The scathing report by Ontario’s auditor general that the province’s program to install hydro smart meters in some 4.8 million homes cost ratepayers almost double of what the government originally expected and had failed to reduce energy consumption as it was intended to, reveals flaws in planning in implementation rather that defects on the meters themselves.
In her annual report tabled in the legislature this week, auditor general Bonnie Lysyk revealed that the installation of smart meters across the province cost the government $1.9 billion instead even when the government originally told the public the project will cost only $1 billion.
The smart meters are equipped with low-powered radio transmitters that report back to central command station how much electricity a household is consuming during certain times of the day. The rationale was to charge people lower rates when they consumer energy during off-peak hours and to bill them more when they user power in day-time hours when power is more expensive.
Over time, it was assumed, people would learn to adjust their daily use of energy in order to minimize their electricity bills.
One of the first things that went wrong was the lack of planning, according to the auditor general.

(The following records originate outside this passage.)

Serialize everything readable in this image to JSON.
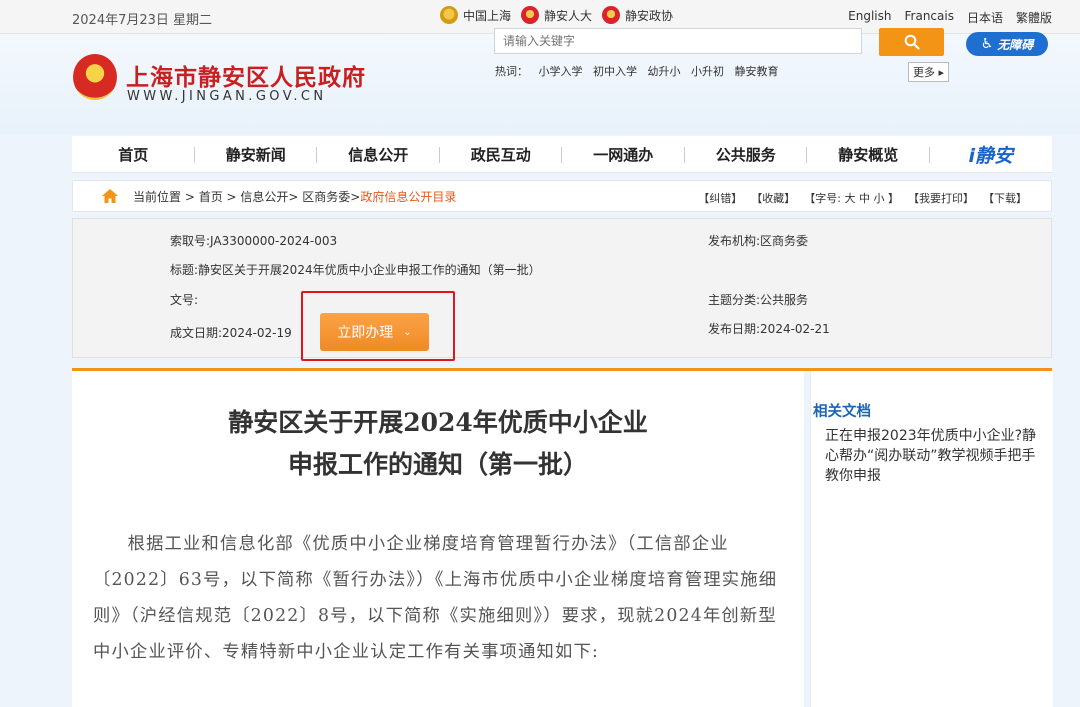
{
  "topbar": {
    "date": "2024年7月23日 星期二",
    "links": [
      "中国上海",
      "静安人大",
      "静安政协"
    ],
    "languages": [
      "English",
      "Francais",
      "日本语",
      "繁體版"
    ]
  },
  "header": {
    "site_title": "上海市静安区人民政府",
    "site_url": "WWW.JINGAN.GOV.CN",
    "search_placeholder": "请输入关键字",
    "hot_label": "热词：",
    "hot_words": [
      "小学入学",
      "初中入学",
      "幼升小",
      "小升初",
      "静安教育"
    ],
    "more_label": "更多",
    "accessibility_label": "无障碍"
  },
  "nav": {
    "items": [
      "首页",
      "信息公开",
      "静安新闻",
      "政民互动",
      "一网通办",
      "公共服务",
      "静安概览"
    ],
    "brand": "i静安"
  },
  "breadcrumb": {
    "label": "当前位置 >",
    "parts": [
      "首页 >",
      "信息公开>",
      "区商务委>"
    ],
    "current": "政府信息公开目录",
    "tools": [
      "【纠错】",
      "【收藏】",
      "【字号: 大 中 小 】",
      "【我要打印】",
      "【下载】"
    ]
  },
  "info": {
    "index_no": "索取号:JA3300000-2024-003",
    "title": "标题:静安区关于开展2024年优质中小企业申报工作的通知（第一批）",
    "doc_no": "文号:",
    "created": "成文日期:2024-02-19",
    "publisher": "发布机构:区商务委",
    "category": "主题分类:公共服务",
    "published": "发布日期:2024-02-21",
    "action_label": "立即办理"
  },
  "article": {
    "title_line1": "静安区关于开展2024年优质中小企业",
    "title_line2": "申报工作的通知（第一批）",
    "body": "根据工业和信息化部《优质中小企业梯度培育管理暂行办法》（工信部企业〔2022〕63号，以下简称《暂行办法》）《上海市优质中小企业梯度培育管理实施细则》（沪经信规范〔2022〕8号，以下简称《实施细则》）要求，现就2024年创新型中小企业评价、专精特新中小企业认定工作有关事项通知如下:"
  },
  "sidebar": {
    "heading": "相关文档",
    "items": [
      "正在申报2023年优质中小企业?静心帮办“阅办联动”教学视频手把手教你申报"
    ]
  },
  "colors": {
    "accent": "#f39417",
    "title_red": "#c81f1f",
    "link_blue": "#1c64b6",
    "highlight": "#e1151a"
  }
}
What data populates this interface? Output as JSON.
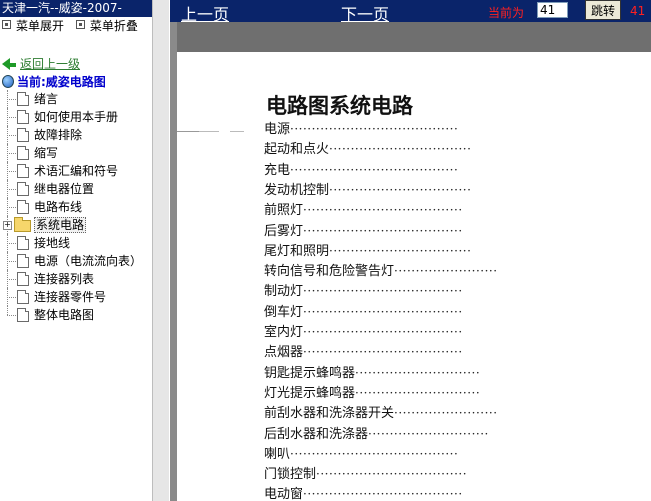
{
  "left": {
    "title": "天津一汽--威姿-2007-",
    "menu": {
      "expand": "菜单展开",
      "collapse": "菜单折叠"
    },
    "back": "返回上一级",
    "current": "当前:威姿电路图",
    "tree": [
      {
        "label": "绪言",
        "type": "doc"
      },
      {
        "label": "如何使用本手册",
        "type": "doc"
      },
      {
        "label": "故障排除",
        "type": "doc"
      },
      {
        "label": "缩写",
        "type": "doc"
      },
      {
        "label": "术语汇编和符号",
        "type": "doc"
      },
      {
        "label": "继电器位置",
        "type": "doc"
      },
      {
        "label": "电路布线",
        "type": "doc"
      },
      {
        "label": "系统电路",
        "type": "folder"
      },
      {
        "label": "接地线",
        "type": "doc"
      },
      {
        "label": "电源（电流流向表）",
        "type": "doc"
      },
      {
        "label": "连接器列表",
        "type": "doc"
      },
      {
        "label": "连接器零件号",
        "type": "doc"
      },
      {
        "label": "整体电路图",
        "type": "doc"
      }
    ]
  },
  "toolbar": {
    "prev": "上一页",
    "next": "下一页",
    "current_label": "当前为",
    "page_value": "41",
    "jump": "跳转",
    "total": "41"
  },
  "document": {
    "title": "电路图系统电路",
    "entries": [
      "电源",
      "起动和点火",
      "充电",
      "发动机控制",
      "前照灯",
      "后雾灯",
      "尾灯和照明",
      "转向信号和危险警告灯",
      "制动灯",
      "倒车灯",
      "室内灯",
      "点烟器",
      "钥匙提示蜂鸣器",
      "灯光提示蜂鸣器",
      "前刮水器和洗涤器开关",
      "后刮水器和洗涤器",
      "喇叭",
      "门锁控制",
      "电动窗"
    ]
  }
}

She said the meters were “rolled out with aggressive targets and tight timelines, without sufficient planning and monitoring by the Ministry (of Energy).”

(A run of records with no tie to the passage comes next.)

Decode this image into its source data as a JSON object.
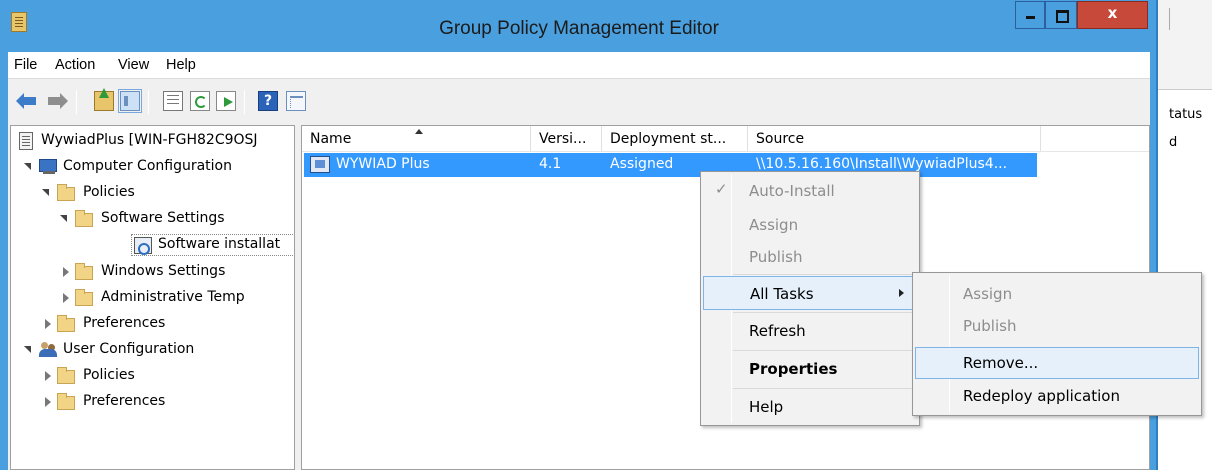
{
  "window": {
    "title": "Group Policy Management Editor",
    "close_label": "x"
  },
  "menubar": [
    "File",
    "Action",
    "View",
    "Help"
  ],
  "toolbar": {
    "help_label": "?"
  },
  "background_window": {
    "header": "tatus",
    "value": "d"
  },
  "tree": [
    {
      "label": "WywiadPlus [WIN-FGH82C9OSJ"
    },
    {
      "label": "Computer Configuration"
    },
    {
      "label": "Policies"
    },
    {
      "label": "Software Settings"
    },
    {
      "label": "Software installat"
    },
    {
      "label": "Windows Settings"
    },
    {
      "label": "Administrative Temp"
    },
    {
      "label": "Preferences"
    },
    {
      "label": "User Configuration"
    },
    {
      "label": "Policies"
    },
    {
      "label": "Preferences"
    }
  ],
  "list": {
    "columns": [
      "Name",
      "Versi...",
      "Deployment st...",
      "Source"
    ],
    "rows": [
      {
        "name": "WYWIAD Plus",
        "version": "4.1",
        "deployment": "Assigned",
        "source": "\\\\10.5.16.160\\Install\\WywiadPlus4..."
      }
    ]
  },
  "context_menu": {
    "items": [
      {
        "label": "Auto-Install",
        "checked": true
      },
      {
        "label": "Assign"
      },
      {
        "label": "Publish"
      },
      {
        "label": "All Tasks"
      },
      {
        "label": "Refresh"
      },
      {
        "label": "Properties"
      },
      {
        "label": "Help"
      }
    ],
    "check_glyph": "✓"
  },
  "submenu": {
    "items": [
      {
        "label": "Assign"
      },
      {
        "label": "Publish"
      },
      {
        "label": "Remove..."
      },
      {
        "label": "Redeploy application"
      }
    ]
  }
}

Lysyk said the ministry failed to conduct a cost-benefit analysis and underestimated the cost in deploying the meters before it went ahead with the program.
Ontario Hydro installed 1.2 million smart meters, the rest of the 4.8 million smart meters were installed by 73 independent distribution companies. Yet, Lysyk said, Ontario Hydro accounted for 50 per cent of the program’s $1.4 billion initial cost even if it only deployed 25 per cent of the meters.
The report also revealed that the infrastructure needed to collect the data from smart meters cost a lot more than the government initially calculated.
A lack of market assessment was another flaw that was cited. When the meters were switched on in 2006, the cost three times more to use electricity at peak hours compared to off peak hours such as in the evening. But since then, the cost of power has slowly declined.
Government policy also played a part by failing to charge bigger premiums for power use during peak hours.
In 2010, the provincial government began charging lower power rates at 7 p.m. instead of 9 p.m. on weeknights, even when it was known that demand for power was high and many businesses still used electricity during the earlier hour.
The result, Lysyk said, was that instead of cutting the province’s peak power consumption by 2,700 megawatts by 2010, electricity use jumped by 100 megawatts.